The durability of concrete describes its ability to withstand environmental influences, preserve its properties over time to ensure the planed service life of the structure.
When sulphate containing water interacts with concrete, new mineral assemblages are formed. The formation of ettringite, gipsum and thaumasite leads to a volume increase and can damage the concrete. Sulphate attack in Switzerland mainly occurs in tunnels and sewage systems.
The use of reactive aggregates can result in an expansive alkali-aggregate-reaction in concrete when sufficient alkalis from the cement and moisture from the environment are present. Damages in Switzerland are observed numerous supporting walls, but there are affected bridges and dams as well.
Pore volume and pore size distribution in concrete are mainly dependent on water-cement-ratio and the type of cement used. As the pore network directly defines permeability it is of vital importance for concrete durability.
Chlorides in concrete can cause severe corrosion of the steel reinforcement. The resistance of the concrete covering and protecting the reinforcement is therefore of crucial importance for the durability of structures.

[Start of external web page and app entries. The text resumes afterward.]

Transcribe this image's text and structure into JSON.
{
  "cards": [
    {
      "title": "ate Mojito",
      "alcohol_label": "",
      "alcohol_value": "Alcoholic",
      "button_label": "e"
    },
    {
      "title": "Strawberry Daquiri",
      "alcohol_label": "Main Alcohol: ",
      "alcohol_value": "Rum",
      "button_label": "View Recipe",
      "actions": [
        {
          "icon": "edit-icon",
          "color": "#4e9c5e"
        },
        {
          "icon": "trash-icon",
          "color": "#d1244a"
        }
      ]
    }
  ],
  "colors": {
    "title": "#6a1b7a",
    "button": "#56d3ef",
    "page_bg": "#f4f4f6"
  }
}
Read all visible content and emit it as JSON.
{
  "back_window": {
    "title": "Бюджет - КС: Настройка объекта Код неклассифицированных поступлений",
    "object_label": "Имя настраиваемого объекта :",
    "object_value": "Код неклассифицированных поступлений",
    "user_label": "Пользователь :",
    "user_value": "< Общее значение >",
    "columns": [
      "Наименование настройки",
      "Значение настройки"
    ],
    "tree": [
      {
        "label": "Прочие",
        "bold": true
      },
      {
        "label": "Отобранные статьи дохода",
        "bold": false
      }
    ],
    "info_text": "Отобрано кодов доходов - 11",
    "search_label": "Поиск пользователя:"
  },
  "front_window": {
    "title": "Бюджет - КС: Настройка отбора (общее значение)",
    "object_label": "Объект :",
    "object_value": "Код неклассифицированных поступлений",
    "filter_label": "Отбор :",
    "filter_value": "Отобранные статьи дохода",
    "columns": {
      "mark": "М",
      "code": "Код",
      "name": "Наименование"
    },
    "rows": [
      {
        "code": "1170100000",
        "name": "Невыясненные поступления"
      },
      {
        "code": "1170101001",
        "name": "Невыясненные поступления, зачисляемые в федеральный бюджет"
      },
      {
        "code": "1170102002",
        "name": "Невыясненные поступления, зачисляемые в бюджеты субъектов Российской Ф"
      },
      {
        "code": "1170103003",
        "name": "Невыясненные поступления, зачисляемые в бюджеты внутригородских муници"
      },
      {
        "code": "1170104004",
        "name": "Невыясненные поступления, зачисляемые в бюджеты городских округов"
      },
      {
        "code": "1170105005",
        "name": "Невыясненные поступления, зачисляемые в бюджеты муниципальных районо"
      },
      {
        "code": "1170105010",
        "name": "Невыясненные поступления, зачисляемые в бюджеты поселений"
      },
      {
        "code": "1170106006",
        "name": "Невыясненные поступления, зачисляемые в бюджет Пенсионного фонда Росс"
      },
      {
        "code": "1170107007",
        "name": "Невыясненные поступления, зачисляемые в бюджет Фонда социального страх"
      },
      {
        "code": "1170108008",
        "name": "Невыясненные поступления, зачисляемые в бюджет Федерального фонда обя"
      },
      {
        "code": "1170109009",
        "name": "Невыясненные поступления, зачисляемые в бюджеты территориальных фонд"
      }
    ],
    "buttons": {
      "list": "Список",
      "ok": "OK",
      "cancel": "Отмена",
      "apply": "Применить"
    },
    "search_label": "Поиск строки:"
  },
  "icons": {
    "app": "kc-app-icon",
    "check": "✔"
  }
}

Consequently, the understanding of the relation between concrete composition and resistance to chloride ingress is a focus point of research.